== Data section ==
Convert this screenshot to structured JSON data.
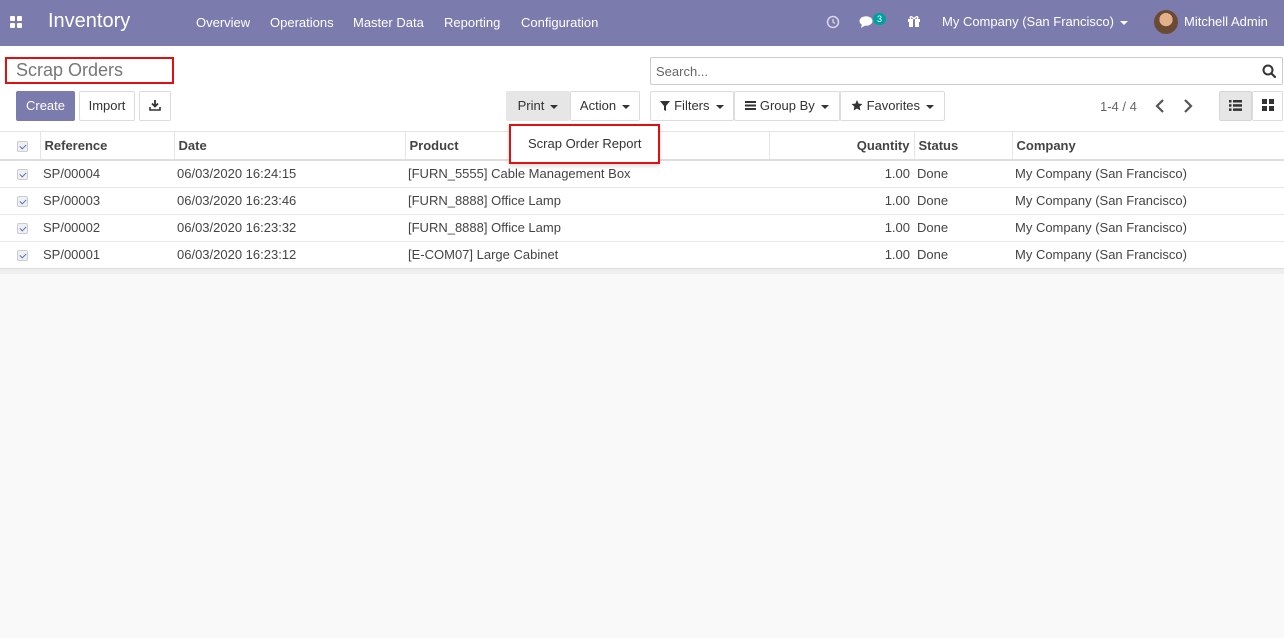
{
  "navbar": {
    "brand": "Inventory",
    "menu": [
      "Overview",
      "Operations",
      "Master Data",
      "Reporting",
      "Configuration"
    ],
    "notification_count": "3",
    "company": "My Company (San Francisco)",
    "user": "Mitchell Admin"
  },
  "control": {
    "title": "Scrap Orders",
    "search_placeholder": "Search...",
    "create_label": "Create",
    "import_label": "Import",
    "print_label": "Print",
    "action_label": "Action",
    "filters_label": "Filters",
    "groupby_label": "Group By",
    "favorites_label": "Favorites",
    "pager": "1-4 / 4"
  },
  "print_menu": {
    "items": [
      "Scrap Order Report"
    ]
  },
  "table": {
    "columns": [
      "Reference",
      "Date",
      "Product",
      "Quantity",
      "Status",
      "Company"
    ],
    "rows": [
      [
        "SP/00004",
        "06/03/2020 16:24:15",
        "[FURN_5555] Cable Management Box",
        "1.00",
        "Done",
        "My Company (San Francisco)"
      ],
      [
        "SP/00003",
        "06/03/2020 16:23:46",
        "[FURN_8888] Office Lamp",
        "1.00",
        "Done",
        "My Company (San Francisco)"
      ],
      [
        "SP/00002",
        "06/03/2020 16:23:32",
        "[FURN_8888] Office Lamp",
        "1.00",
        "Done",
        "My Company (San Francisco)"
      ],
      [
        "SP/00001",
        "06/03/2020 16:23:12",
        "[E-COM07] Large Cabinet",
        "1.00",
        "Done",
        "My Company (San Francisco)"
      ]
    ]
  },
  "colors": {
    "brand": "#7c7bad",
    "highlight": "#e01010",
    "badge": "#00a09d"
  },
  "icons": {
    "apps": "apps-grid-icon",
    "clock": "clock-icon",
    "chat": "chat-icon",
    "gift": "gift-icon",
    "download": "download-icon",
    "search": "search-icon",
    "list_view": "list-view-icon",
    "kanban_view": "kanban-view-icon"
  }
}
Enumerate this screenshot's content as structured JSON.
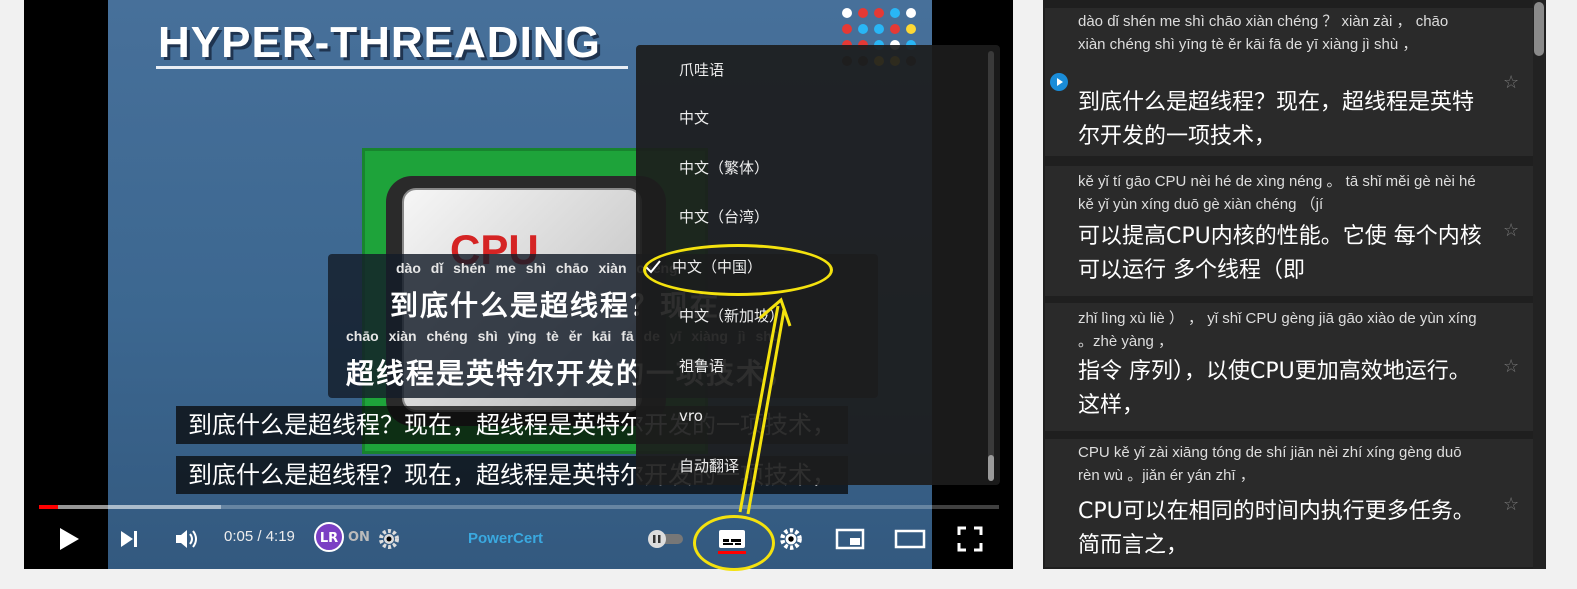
{
  "video": {
    "title_overlay": "HYPER-THREADING",
    "chip_label": "CPU",
    "burned_subtitle": {
      "pinyin_line1": "dào dǐ shén me shì chāo xiàn chéng",
      "han_line1": "到底什么是超线程？现在",
      "pinyin_line2": "chāo xiàn chéng shì yīng tè ěr kāi fā de yī xiàng jì shù",
      "han_line2": "超线程是英特尔开发的一项技术，"
    },
    "caption_lines": [
      "到底什么是超线程？现在，超线程是英特尔开发的一项技术，",
      "到底什么是超线程？现在，超线程是英特尔开发的一项技术，"
    ]
  },
  "subtitle_menu": {
    "items": [
      {
        "label": "爪哇语",
        "checked": false
      },
      {
        "label": "中文",
        "checked": false
      },
      {
        "label": "中文（繁体）",
        "checked": false
      },
      {
        "label": "中文（台湾）",
        "checked": false
      },
      {
        "label": "中文（中国）",
        "checked": true
      },
      {
        "label": "中文（新加坡）",
        "checked": false
      },
      {
        "label": "祖鲁语",
        "checked": false
      },
      {
        "label": "vro",
        "checked": false
      },
      {
        "label": "自动翻译",
        "checked": false
      }
    ]
  },
  "controls": {
    "time": "0:05 / 4:19",
    "playback_progress": 0.02,
    "buffered_progress": 0.19,
    "extension_badge": "LR",
    "extension_status": "ON",
    "channel_brand": "PowerCert",
    "icons": [
      "play-icon",
      "next-icon",
      "volume-icon",
      "gear-icon",
      "autoplay-toggle",
      "subtitles-icon",
      "settings-icon",
      "miniplayer-icon",
      "theater-icon",
      "fullscreen-icon"
    ]
  },
  "transcript_panel": {
    "cards": [
      {
        "pinyin": "dào dǐ shén me shì chāo xiàn chéng ？ xiàn zài ， chāo xiàn chéng shì yīng tè ěr kāi fā de yī xiàng jì shù ，",
        "han": "到底什么是超线程？现在，超线程是英特尔开发的一项技术，",
        "active": true
      },
      {
        "pinyin": "kě yǐ tí gāo CPU nèi hé de xìng néng 。 tā shǐ měi gè nèi hé kě yǐ yùn xíng duō gè xiàn chéng （jí",
        "han": "可以提高CPU内核的性能。它使 每个内核可以运行 多个线程（即",
        "active": false
      },
      {
        "pinyin": "zhǐ lìng xù liè ） ， yǐ shǐ CPU gèng jiā gāo xiào de yùn xíng 。zhè yàng ，",
        "han": "指令 序列），以使CPU更加高效地运行。这样，",
        "active": false
      },
      {
        "pinyin": "CPU kě yǐ zài xiāng tóng de shí jiān nèi zhí xíng gèng duō rèn wù 。jiǎn ér yán zhī ，",
        "han": "CPU可以在相同的时间内执行更多任务。简而言之，",
        "active": false
      }
    ],
    "star_glyph": "☆"
  },
  "colors": {
    "accent_red": "#ff0000",
    "annotation_yellow": "#f4e20e",
    "active_blue": "#1a8cd8",
    "brand_blue": "#3aa9e0"
  }
}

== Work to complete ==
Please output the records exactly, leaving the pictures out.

== Finished task ==
Convert this screenshot to structured JSON data.
{
  "navbar": {
    "brand": "Inventory",
    "menu": [
      "Overview",
      "Operations",
      "Master Data",
      "Reporting",
      "Configuration"
    ],
    "notification_count": "3",
    "company": "My Company (San Francisco)",
    "user": "Mitchell Admin"
  },
  "control": {
    "title": "Scrap Orders",
    "search_placeholder": "Search...",
    "create_label": "Create",
    "import_label": "Import",
    "print_label": "Print",
    "action_label": "Action",
    "filters_label": "Filters",
    "groupby_label": "Group By",
    "favorites_label": "Favorites",
    "pager": "1-4 / 4"
  },
  "print_menu": {
    "items": [
      "Scrap Order Report"
    ]
  },
  "table": {
    "columns": [
      "Reference",
      "Date",
      "Product",
      "Quantity",
      "Status",
      "Company"
    ],
    "rows": [
      [
        "SP/00004",
        "06/03/2020 16:24:15",
        "[FURN_5555] Cable Management Box",
        "1.00",
        "Done",
        "My Company (San Francisco)"
      ],
      [
        "SP/00003",
        "06/03/2020 16:23:46",
        "[FURN_8888] Office Lamp",
        "1.00",
        "Done",
        "My Company (San Francisco)"
      ],
      [
        "SP/00002",
        "06/03/2020 16:23:32",
        "[FURN_8888] Office Lamp",
        "1.00",
        "Done",
        "My Company (San Francisco)"
      ],
      [
        "SP/00001",
        "06/03/2020 16:23:12",
        "[E-COM07] Large Cabinet",
        "1.00",
        "Done",
        "My Company (San Francisco)"
      ]
    ]
  },
  "colors": {
    "brand": "#7c7bad",
    "highlight": "#e01010",
    "badge": "#00a09d"
  },
  "icons": {
    "apps": "apps-grid-icon",
    "clock": "clock-icon",
    "chat": "chat-icon",
    "gift": "gift-icon",
    "download": "download-icon",
    "search": "search-icon",
    "list_view": "list-view-icon",
    "kanban_view": "kanban-view-icon"
  }
}
Enumerate this screenshot's content as structured JSON.
{
  "video": {
    "title_overlay": "HYPER-THREADING",
    "chip_label": "CPU",
    "burned_subtitle": {
      "pinyin_line1": "dào dǐ shén me shì chāo xiàn chéng",
      "han_line1": "到底什么是超线程？现在",
      "pinyin_line2": "chāo xiàn chéng shì yīng tè ěr kāi fā de yī xiàng jì shù",
      "han_line2": "超线程是英特尔开发的一项技术，"
    },
    "caption_lines": [
      "到底什么是超线程？现在，超线程是英特尔开发的一项技术，",
      "到底什么是超线程？现在，超线程是英特尔开发的一项技术，"
    ]
  },
  "subtitle_menu": {
    "items": [
      {
        "label": "爪哇语",
        "checked": false
      },
      {
        "label": "中文",
        "checked": false
      },
      {
        "label": "中文（繁体）",
        "checked": false
      },
      {
        "label": "中文（台湾）",
        "checked": false
      },
      {
        "label": "中文（中国）",
        "checked": true
      },
      {
        "label": "中文（新加坡）",
        "checked": false
      },
      {
        "label": "祖鲁语",
        "checked": false
      },
      {
        "label": "vro",
        "checked": false
      },
      {
        "label": "自动翻译",
        "checked": false
      }
    ]
  },
  "controls": {
    "time": "0:05 / 4:19",
    "playback_progress": 0.02,
    "buffered_progress": 0.19,
    "extension_badge": "LR",
    "extension_status": "ON",
    "channel_brand": "PowerCert",
    "icons": [
      "play-icon",
      "next-icon",
      "volume-icon",
      "gear-icon",
      "autoplay-toggle",
      "subtitles-icon",
      "settings-icon",
      "miniplayer-icon",
      "theater-icon",
      "fullscreen-icon"
    ]
  },
  "transcript_panel": {
    "cards": [
      {
        "pinyin": "dào dǐ shén me shì chāo xiàn chéng ？ xiàn zài ， chāo xiàn chéng shì yīng tè ěr kāi fā de yī xiàng jì shù ，",
        "han": "到底什么是超线程？现在，超线程是英特尔开发的一项技术，",
        "active": true
      },
      {
        "pinyin": "kě yǐ tí gāo CPU nèi hé de xìng néng 。 tā shǐ měi gè nèi hé kě yǐ yùn xíng duō gè xiàn chéng （jí",
        "han": "可以提高CPU内核的性能。它使 每个内核可以运行 多个线程（即",
        "active": false
      },
      {
        "pinyin": "zhǐ lìng xù liè ） ， yǐ shǐ CPU gèng jiā gāo xiào de yùn xíng 。zhè yàng ，",
        "han": "指令 序列），以使CPU更加高效地运行。这样，",
        "active": false
      },
      {
        "pinyin": "CPU kě yǐ zài xiāng tóng de shí jiān nèi zhí xíng gèng duō rèn wù 。jiǎn ér yán zhī ，",
        "han": "CPU可以在相同的时间内执行更多任务。简而言之，",
        "active": false
      }
    ],
    "star_glyph": "☆"
  },
  "colors": {
    "accent_red": "#ff0000",
    "annotation_yellow": "#f4e20e",
    "active_blue": "#1a8cd8",
    "brand_blue": "#3aa9e0"
  }
}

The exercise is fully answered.